Hospice care can be very difficult for families to come to terms with, but can be a beneficial care option for the terminally ill. The purpose of hospice care is to provide comfort and quality of life for a terminally ill person. Hospice care can allow the patient to remain at home and can provide ways to alleviate pain and make the person more comfortable. It is a great option for those who are seriously ill, who have exhausted their treatment possibilities, or who do not wish to have heroic measures taken.

In order to be placed under hospice care, normally a patient must receive a prognosis from two doctors that the patient has six months or less to live. Since there is no way to be sure how long a patient will live, the patient must continue to qualify every 60 to 90 days.
A hospice team will work with other healthcare professionals, including the patient’s current doctors, to coordinate and provide treatment and care. Support for families and caregivers is another benefit of hospice care. The team can help train caregivers to provide care and comfort. Special medical equipment and medications related to the illness may be provided for those in hospice care.

The hospice team comes to the patient wherever they may live. Hospice provides different levels of care, including home care, but can also extend to inpatient care in a hospital’s hospice unit. Some communities have separate facilities providing exclusively hospice care.
Respite care is a benefit of hospice care for the family and caregiver. Caregivers are provided an outlet through the hospice program so that caregivers can go on vacation, rest, or take care of other matters. Hospice care addresses not only the physical needs of the patient, but also the spiritual, emotional, and mental wellbeing of the patient receiving hospice care. Hospice care offers bereavement follow-up and support for families as well.

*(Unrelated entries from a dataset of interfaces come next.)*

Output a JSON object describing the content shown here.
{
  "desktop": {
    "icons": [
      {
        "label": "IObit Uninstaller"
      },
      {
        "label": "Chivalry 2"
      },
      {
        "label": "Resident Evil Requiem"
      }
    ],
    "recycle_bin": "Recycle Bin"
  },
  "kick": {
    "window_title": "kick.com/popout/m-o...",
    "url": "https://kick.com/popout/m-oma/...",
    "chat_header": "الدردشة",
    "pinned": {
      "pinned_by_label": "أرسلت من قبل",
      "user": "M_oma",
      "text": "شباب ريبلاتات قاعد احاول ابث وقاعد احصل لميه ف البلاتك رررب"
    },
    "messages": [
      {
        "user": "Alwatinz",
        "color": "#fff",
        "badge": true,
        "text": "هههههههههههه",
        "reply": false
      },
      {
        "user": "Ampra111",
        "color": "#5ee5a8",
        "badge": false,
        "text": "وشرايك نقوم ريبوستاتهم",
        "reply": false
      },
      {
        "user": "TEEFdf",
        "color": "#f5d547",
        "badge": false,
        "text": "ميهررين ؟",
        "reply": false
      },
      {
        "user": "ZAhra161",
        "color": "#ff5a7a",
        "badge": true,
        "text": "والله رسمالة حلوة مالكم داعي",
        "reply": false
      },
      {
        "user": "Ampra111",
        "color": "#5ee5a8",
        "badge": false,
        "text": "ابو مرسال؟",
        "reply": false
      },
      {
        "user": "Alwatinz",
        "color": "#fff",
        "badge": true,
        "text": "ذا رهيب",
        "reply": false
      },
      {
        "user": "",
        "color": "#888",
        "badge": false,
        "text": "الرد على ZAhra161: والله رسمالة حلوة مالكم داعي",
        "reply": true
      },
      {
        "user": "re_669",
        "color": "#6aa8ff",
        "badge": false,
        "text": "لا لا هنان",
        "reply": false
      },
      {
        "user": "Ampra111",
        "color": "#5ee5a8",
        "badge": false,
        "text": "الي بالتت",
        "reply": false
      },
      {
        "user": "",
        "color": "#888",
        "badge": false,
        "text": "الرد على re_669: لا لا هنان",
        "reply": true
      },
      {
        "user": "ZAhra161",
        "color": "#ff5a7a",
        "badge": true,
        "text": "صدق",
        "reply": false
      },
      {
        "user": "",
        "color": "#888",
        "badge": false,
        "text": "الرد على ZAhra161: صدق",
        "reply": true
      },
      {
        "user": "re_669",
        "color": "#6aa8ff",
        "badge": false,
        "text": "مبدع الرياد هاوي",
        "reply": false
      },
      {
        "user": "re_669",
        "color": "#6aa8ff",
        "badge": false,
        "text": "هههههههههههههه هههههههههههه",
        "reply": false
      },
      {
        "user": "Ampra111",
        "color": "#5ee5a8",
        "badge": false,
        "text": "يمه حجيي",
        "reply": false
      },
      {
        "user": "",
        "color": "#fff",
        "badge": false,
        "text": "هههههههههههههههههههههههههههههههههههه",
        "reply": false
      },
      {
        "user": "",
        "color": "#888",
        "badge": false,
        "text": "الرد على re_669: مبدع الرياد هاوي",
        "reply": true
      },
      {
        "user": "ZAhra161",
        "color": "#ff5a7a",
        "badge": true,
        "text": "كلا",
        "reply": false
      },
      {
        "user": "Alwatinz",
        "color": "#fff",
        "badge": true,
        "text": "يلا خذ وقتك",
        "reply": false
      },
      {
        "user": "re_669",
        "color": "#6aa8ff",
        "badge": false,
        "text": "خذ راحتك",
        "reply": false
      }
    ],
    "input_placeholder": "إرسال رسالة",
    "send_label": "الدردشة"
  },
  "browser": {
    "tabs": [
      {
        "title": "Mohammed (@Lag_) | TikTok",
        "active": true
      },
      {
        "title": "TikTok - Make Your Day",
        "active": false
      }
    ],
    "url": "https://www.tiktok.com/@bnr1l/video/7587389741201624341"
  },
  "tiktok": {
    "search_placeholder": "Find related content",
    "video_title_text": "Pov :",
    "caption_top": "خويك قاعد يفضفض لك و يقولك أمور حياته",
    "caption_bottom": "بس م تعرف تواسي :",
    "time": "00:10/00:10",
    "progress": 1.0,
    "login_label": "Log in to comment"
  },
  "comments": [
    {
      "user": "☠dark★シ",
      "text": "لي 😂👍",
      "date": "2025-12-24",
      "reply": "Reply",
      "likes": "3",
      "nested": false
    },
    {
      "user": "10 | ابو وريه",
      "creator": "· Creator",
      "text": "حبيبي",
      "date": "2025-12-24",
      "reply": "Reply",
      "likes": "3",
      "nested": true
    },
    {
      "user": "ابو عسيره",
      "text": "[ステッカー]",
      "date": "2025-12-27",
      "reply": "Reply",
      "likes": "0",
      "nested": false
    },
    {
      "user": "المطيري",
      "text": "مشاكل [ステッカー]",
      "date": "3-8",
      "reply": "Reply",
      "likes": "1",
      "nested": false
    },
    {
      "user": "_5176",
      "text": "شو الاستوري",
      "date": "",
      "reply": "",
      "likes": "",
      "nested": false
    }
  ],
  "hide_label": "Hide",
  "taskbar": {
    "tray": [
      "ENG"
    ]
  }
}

Terminally ill patients do not normally have to pay for hospice care. Most hospice patients have their care paid for through Medicare and the Medicare Hospice Benefit. Veterans are eligible for hospice benefits provided through the Veteran’s Health Administration, which are similar to the Medicare Hospice Benefit. Health insurance may cover some hospice benefits. This can vary among insurers, so it is important to check qualifications and coverage. If the patient has no other way to pay for hospice care, it may be provided on a sliding scale or free of charge.

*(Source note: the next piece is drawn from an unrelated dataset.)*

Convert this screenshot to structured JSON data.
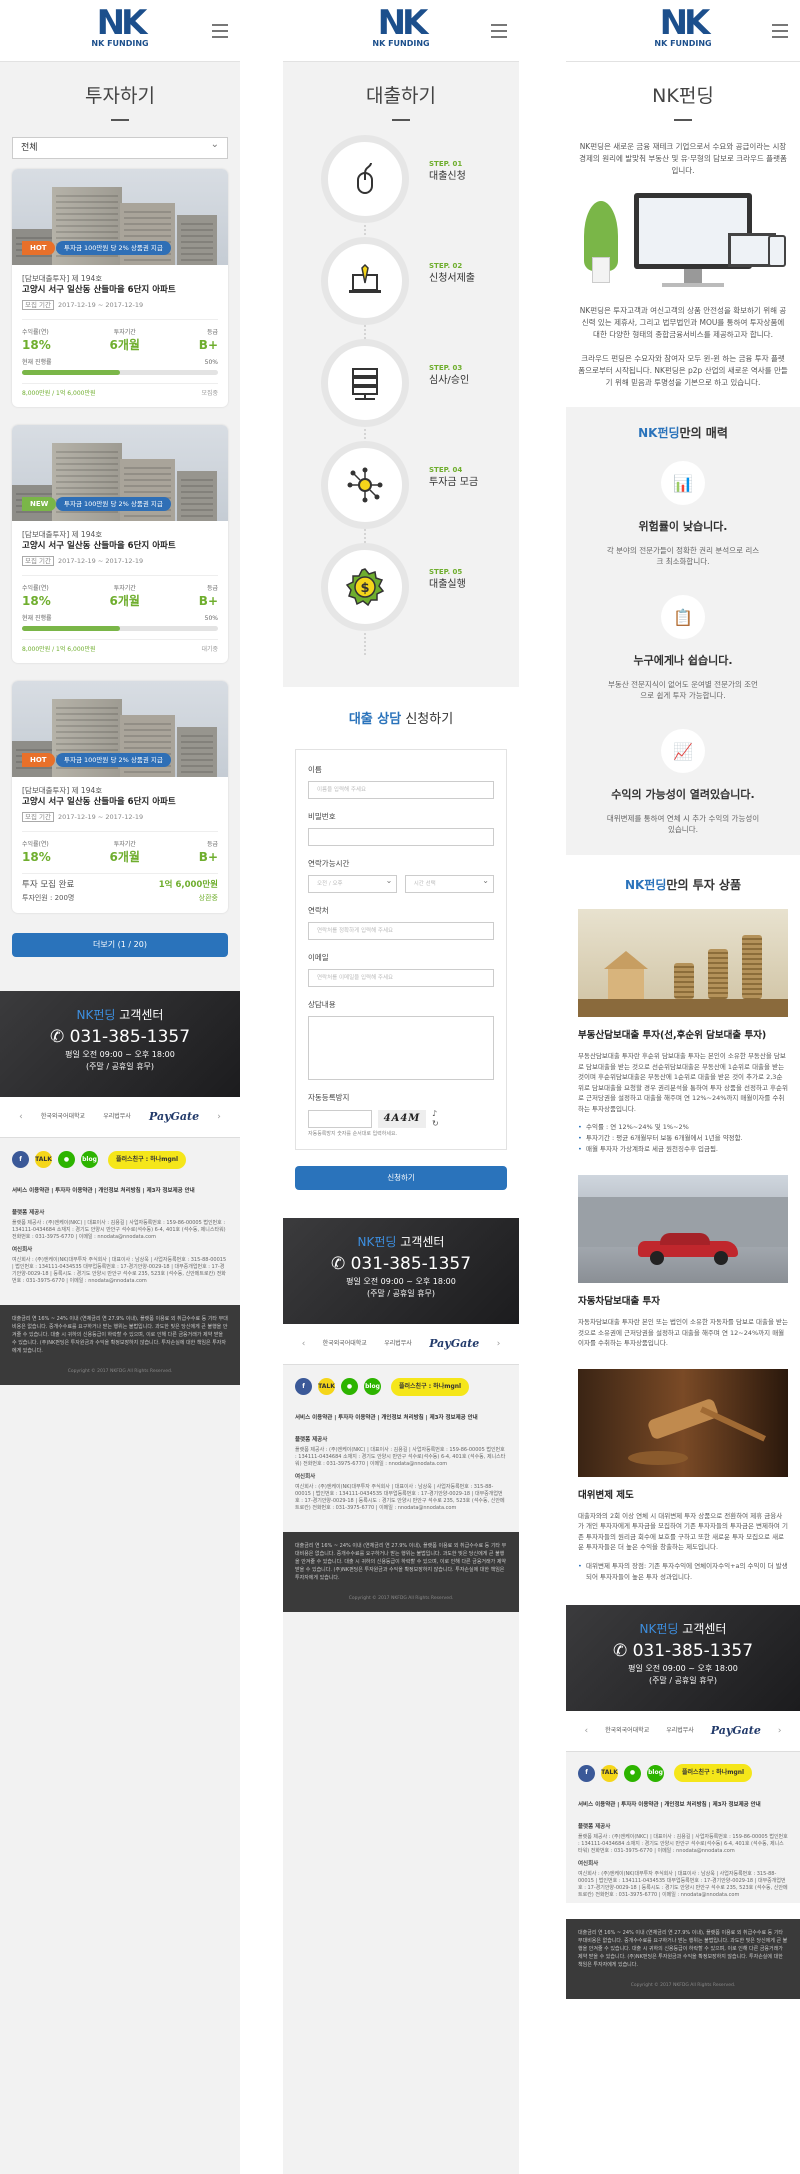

Pearson Bollman Law helps families plan for long term care.  If you have any questions or would like to register for one of our workshops on “Asset Protection for Iowa Seniors,” please feel free to contact Richard Roller at (563) 355-8345.